# EXERCISE DESCRIPTION
Please report how many lines in these records contain the string "accent", and give nothing besides the number.

───── DATA ─────

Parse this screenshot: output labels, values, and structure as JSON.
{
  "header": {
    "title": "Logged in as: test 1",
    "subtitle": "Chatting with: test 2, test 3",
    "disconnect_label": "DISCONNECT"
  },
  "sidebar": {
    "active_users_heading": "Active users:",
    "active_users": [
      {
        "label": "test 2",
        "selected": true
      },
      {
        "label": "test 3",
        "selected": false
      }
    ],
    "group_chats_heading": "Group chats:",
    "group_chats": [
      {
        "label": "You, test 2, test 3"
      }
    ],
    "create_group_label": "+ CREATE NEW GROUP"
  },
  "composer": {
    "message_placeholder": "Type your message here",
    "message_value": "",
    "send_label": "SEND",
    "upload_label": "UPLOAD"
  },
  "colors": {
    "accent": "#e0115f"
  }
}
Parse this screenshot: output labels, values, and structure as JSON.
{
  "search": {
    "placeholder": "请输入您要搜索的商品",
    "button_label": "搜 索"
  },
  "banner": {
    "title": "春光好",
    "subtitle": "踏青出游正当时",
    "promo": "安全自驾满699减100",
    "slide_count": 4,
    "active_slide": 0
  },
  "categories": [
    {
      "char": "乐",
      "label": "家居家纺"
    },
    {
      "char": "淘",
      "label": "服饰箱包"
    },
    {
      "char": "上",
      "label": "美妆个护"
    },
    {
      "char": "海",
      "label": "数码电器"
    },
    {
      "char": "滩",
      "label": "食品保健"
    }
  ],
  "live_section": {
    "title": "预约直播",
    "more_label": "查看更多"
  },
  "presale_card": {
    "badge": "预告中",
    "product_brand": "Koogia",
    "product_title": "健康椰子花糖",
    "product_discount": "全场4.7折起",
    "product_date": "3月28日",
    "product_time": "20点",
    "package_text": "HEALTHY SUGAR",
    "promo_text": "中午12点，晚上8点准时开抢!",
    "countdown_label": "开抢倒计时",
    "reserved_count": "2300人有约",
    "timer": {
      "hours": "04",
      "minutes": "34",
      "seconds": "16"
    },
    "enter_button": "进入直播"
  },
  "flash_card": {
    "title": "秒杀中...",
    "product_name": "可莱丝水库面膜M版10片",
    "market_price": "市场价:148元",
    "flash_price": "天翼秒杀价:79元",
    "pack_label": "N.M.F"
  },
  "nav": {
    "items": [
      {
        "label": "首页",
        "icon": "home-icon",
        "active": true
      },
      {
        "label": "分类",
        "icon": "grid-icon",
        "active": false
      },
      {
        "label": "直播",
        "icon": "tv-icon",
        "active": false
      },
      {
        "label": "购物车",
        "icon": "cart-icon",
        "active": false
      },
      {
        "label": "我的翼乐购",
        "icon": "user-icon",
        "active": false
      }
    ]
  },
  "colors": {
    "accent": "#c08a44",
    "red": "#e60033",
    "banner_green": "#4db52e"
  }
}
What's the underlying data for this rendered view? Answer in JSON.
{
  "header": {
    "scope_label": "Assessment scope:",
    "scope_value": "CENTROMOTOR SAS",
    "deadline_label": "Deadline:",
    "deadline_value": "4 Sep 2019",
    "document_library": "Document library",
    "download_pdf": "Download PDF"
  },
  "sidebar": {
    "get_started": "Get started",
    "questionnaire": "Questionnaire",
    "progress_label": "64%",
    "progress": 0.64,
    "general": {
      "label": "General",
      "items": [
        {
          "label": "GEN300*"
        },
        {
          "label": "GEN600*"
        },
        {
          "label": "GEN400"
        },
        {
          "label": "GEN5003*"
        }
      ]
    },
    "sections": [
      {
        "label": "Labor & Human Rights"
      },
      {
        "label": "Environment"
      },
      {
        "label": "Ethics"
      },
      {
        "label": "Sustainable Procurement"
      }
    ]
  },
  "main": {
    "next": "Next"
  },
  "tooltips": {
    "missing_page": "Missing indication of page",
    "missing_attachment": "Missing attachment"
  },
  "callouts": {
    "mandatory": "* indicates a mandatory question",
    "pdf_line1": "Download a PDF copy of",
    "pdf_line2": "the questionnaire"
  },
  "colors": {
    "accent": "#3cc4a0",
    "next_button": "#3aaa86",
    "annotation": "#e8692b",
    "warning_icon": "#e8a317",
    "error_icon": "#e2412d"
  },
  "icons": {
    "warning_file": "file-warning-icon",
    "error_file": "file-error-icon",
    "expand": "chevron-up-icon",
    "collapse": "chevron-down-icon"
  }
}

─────

# WRITTEN RESPONSE
3